Each line that includes the word "Joomla" should be copied from the records.

• [DATA TO USE]:
>>>>>

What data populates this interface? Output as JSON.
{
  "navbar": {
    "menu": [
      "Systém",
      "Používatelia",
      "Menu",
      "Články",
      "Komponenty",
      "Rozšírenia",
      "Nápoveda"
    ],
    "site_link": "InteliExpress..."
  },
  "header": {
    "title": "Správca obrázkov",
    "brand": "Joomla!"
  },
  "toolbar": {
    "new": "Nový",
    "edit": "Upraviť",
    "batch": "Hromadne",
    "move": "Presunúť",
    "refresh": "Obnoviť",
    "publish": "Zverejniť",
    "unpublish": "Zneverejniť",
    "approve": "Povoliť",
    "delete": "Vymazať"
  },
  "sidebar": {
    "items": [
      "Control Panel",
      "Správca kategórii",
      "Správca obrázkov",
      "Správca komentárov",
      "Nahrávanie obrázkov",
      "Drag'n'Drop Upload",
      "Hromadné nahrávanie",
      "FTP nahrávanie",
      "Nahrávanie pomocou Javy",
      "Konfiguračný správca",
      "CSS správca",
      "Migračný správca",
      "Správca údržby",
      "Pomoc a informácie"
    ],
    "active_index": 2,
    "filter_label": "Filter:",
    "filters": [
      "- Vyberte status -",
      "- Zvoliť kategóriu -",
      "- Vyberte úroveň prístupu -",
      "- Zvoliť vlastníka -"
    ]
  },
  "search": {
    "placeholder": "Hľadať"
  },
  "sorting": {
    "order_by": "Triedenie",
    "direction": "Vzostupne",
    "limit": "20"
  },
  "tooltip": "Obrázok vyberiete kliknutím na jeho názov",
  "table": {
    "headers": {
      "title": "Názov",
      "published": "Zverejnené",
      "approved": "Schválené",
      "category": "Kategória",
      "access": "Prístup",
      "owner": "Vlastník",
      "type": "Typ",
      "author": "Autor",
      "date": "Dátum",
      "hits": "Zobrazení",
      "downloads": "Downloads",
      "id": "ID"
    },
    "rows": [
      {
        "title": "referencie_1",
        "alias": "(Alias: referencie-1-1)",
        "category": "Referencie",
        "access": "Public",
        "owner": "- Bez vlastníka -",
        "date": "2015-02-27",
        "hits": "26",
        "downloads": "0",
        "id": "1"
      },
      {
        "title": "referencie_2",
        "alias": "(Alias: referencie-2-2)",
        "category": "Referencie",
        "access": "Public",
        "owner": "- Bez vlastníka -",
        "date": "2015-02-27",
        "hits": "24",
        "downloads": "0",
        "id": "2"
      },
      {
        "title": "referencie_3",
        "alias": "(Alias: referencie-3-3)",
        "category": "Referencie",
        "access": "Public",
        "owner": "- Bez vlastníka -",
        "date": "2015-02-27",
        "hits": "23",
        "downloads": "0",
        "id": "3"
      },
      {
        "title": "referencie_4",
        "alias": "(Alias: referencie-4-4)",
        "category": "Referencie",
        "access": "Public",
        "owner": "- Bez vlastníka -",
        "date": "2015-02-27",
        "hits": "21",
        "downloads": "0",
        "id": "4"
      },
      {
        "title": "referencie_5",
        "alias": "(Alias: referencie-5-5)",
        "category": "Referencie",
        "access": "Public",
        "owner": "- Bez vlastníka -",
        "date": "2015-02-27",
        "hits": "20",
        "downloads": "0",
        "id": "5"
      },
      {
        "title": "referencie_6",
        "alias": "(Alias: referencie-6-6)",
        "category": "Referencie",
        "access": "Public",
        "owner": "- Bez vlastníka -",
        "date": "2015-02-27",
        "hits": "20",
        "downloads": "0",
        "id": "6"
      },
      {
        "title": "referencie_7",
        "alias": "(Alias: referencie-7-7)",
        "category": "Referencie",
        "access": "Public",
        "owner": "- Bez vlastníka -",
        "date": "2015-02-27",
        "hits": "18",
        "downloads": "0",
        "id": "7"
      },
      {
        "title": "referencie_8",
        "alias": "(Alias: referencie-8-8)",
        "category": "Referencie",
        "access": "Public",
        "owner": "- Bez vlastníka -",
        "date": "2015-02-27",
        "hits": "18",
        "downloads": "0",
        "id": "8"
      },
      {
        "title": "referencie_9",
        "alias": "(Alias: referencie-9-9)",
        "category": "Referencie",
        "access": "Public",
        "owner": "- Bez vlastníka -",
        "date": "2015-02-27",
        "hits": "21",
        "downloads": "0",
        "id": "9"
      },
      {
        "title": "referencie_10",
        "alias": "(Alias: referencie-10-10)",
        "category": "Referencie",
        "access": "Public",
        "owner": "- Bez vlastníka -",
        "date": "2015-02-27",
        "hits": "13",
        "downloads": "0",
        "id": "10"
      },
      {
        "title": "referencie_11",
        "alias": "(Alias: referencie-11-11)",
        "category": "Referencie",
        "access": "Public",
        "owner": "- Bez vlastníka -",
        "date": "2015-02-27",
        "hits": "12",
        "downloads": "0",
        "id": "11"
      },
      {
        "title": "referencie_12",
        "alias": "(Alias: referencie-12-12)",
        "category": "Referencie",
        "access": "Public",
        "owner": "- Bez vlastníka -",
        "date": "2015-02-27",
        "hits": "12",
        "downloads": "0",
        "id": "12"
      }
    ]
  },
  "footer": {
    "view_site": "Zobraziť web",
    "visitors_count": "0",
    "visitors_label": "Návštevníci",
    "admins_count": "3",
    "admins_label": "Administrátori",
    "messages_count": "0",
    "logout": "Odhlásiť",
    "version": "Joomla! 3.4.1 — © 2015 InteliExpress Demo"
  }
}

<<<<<

• [TASK OUTPUT]:
    "brand": "Joomla!"
    "version": "Joomla! 3.4.1 — © 2015 InteliExpress Demo"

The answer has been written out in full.